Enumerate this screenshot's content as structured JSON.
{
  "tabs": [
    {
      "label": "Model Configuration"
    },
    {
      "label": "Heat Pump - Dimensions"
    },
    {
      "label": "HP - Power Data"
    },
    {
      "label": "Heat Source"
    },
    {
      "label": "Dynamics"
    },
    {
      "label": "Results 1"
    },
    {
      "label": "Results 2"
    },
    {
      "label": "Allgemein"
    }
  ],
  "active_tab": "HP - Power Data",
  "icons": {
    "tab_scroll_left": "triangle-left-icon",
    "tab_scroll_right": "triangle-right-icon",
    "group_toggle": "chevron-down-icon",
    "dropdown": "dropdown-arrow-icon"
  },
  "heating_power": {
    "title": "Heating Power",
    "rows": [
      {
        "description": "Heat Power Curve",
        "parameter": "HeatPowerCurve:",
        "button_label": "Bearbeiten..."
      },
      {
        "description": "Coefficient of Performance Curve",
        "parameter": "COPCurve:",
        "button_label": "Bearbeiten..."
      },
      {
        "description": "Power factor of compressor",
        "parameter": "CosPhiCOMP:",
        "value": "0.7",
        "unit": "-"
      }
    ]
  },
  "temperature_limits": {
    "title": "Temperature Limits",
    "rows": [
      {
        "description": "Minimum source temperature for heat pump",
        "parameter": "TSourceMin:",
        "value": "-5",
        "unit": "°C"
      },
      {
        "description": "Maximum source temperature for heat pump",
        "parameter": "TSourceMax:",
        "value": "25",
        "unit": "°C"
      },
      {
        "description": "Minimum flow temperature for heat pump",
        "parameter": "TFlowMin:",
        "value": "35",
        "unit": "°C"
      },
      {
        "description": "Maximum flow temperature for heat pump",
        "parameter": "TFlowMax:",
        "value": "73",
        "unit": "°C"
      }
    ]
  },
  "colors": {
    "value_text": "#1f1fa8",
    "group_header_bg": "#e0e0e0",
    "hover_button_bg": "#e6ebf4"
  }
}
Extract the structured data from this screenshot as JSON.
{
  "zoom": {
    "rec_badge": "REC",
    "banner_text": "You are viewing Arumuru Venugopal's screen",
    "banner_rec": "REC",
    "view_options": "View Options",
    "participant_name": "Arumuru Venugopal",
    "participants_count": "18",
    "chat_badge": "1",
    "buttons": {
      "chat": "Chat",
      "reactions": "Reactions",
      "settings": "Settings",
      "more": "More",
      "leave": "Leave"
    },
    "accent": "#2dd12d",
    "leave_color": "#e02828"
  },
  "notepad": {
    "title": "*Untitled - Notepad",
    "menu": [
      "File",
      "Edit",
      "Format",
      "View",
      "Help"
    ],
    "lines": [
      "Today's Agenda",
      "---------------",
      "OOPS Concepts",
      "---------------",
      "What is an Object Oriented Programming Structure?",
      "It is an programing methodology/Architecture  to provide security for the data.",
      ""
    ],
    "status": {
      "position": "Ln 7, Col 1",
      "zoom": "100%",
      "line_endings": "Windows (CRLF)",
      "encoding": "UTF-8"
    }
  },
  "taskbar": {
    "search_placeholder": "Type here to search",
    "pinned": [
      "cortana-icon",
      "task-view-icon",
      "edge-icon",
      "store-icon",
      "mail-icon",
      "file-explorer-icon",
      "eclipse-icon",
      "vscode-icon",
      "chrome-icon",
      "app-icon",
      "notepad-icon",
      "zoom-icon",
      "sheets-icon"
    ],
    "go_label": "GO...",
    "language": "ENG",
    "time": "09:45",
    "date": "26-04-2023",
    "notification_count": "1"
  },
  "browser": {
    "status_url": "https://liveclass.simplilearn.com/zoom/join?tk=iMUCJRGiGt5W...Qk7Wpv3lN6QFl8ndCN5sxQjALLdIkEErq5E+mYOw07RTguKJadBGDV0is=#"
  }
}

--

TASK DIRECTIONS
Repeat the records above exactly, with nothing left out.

SOLUTION BELOW
Enumerate this screenshot's content as structured JSON.
{
  "tabs": [
    {
      "label": "Model Configuration"
    },
    {
      "label": "Heat Pump - Dimensions"
    },
    {
      "label": "HP - Power Data"
    },
    {
      "label": "Heat Source"
    },
    {
      "label": "Dynamics"
    },
    {
      "label": "Results 1"
    },
    {
      "label": "Results 2"
    },
    {
      "label": "Allgemein"
    }
  ],
  "active_tab": "HP - Power Data",
  "icons": {
    "tab_scroll_left": "triangle-left-icon",
    "tab_scroll_right": "triangle-right-icon",
    "group_toggle": "chevron-down-icon",
    "dropdown": "dropdown-arrow-icon"
  },
  "heating_power": {
    "title": "Heating Power",
    "rows": [
      {
        "description": "Heat Power Curve",
        "parameter": "HeatPowerCurve:",
        "button_label": "Bearbeiten..."
      },
      {
        "description": "Coefficient of Performance Curve",
        "parameter": "COPCurve:",
        "button_label": "Bearbeiten..."
      },
      {
        "description": "Power factor of compressor",
        "parameter": "CosPhiCOMP:",
        "value": "0.7",
        "unit": "-"
      }
    ]
  },
  "temperature_limits": {
    "title": "Temperature Limits",
    "rows": [
      {
        "description": "Minimum source temperature for heat pump",
        "parameter": "TSourceMin:",
        "value": "-5",
        "unit": "°C"
      },
      {
        "description": "Maximum source temperature for heat pump",
        "parameter": "TSourceMax:",
        "value": "25",
        "unit": "°C"
      },
      {
        "description": "Minimum flow temperature for heat pump",
        "parameter": "TFlowMin:",
        "value": "35",
        "unit": "°C"
      },
      {
        "description": "Maximum flow temperature for heat pump",
        "parameter": "TFlowMax:",
        "value": "73",
        "unit": "°C"
      }
    ]
  },
  "colors": {
    "value_text": "#1f1fa8",
    "group_header_bg": "#e0e0e0",
    "hover_button_bg": "#e6ebf4"
  }
}
Extract the structured data from this screenshot as JSON.
{
  "zoom": {
    "rec_badge": "REC",
    "banner_text": "You are viewing Arumuru Venugopal's screen",
    "banner_rec": "REC",
    "view_options": "View Options",
    "participant_name": "Arumuru Venugopal",
    "participants_count": "18",
    "chat_badge": "1",
    "buttons": {
      "chat": "Chat",
      "reactions": "Reactions",
      "settings": "Settings",
      "more": "More",
      "leave": "Leave"
    },
    "accent": "#2dd12d",
    "leave_color": "#e02828"
  },
  "notepad": {
    "title": "*Untitled - Notepad",
    "menu": [
      "File",
      "Edit",
      "Format",
      "View",
      "Help"
    ],
    "lines": [
      "Today's Agenda",
      "---------------",
      "OOPS Concepts",
      "---------------",
      "What is an Object Oriented Programming Structure?",
      "It is an programing methodology/Architecture  to provide security for the data.",
      ""
    ],
    "status": {
      "position": "Ln 7, Col 1",
      "zoom": "100%",
      "line_endings": "Windows (CRLF)",
      "encoding": "UTF-8"
    }
  },
  "taskbar": {
    "search_placeholder": "Type here to search",
    "pinned": [
      "cortana-icon",
      "task-view-icon",
      "edge-icon",
      "store-icon",
      "mail-icon",
      "file-explorer-icon",
      "eclipse-icon",
      "vscode-icon",
      "chrome-icon",
      "app-icon",
      "notepad-icon",
      "zoom-icon",
      "sheets-icon"
    ],
    "go_label": "GO...",
    "language": "ENG",
    "time": "09:45",
    "date": "26-04-2023",
    "notification_count": "1"
  },
  "browser": {
    "status_url": "https://liveclass.simplilearn.com/zoom/join?tk=iMUCJRGiGt5W...Qk7Wpv3lN6QFl8ndCN5sxQjALLdIkEErq5E+mYOw07RTguKJadBGDV0is=#"
  }
}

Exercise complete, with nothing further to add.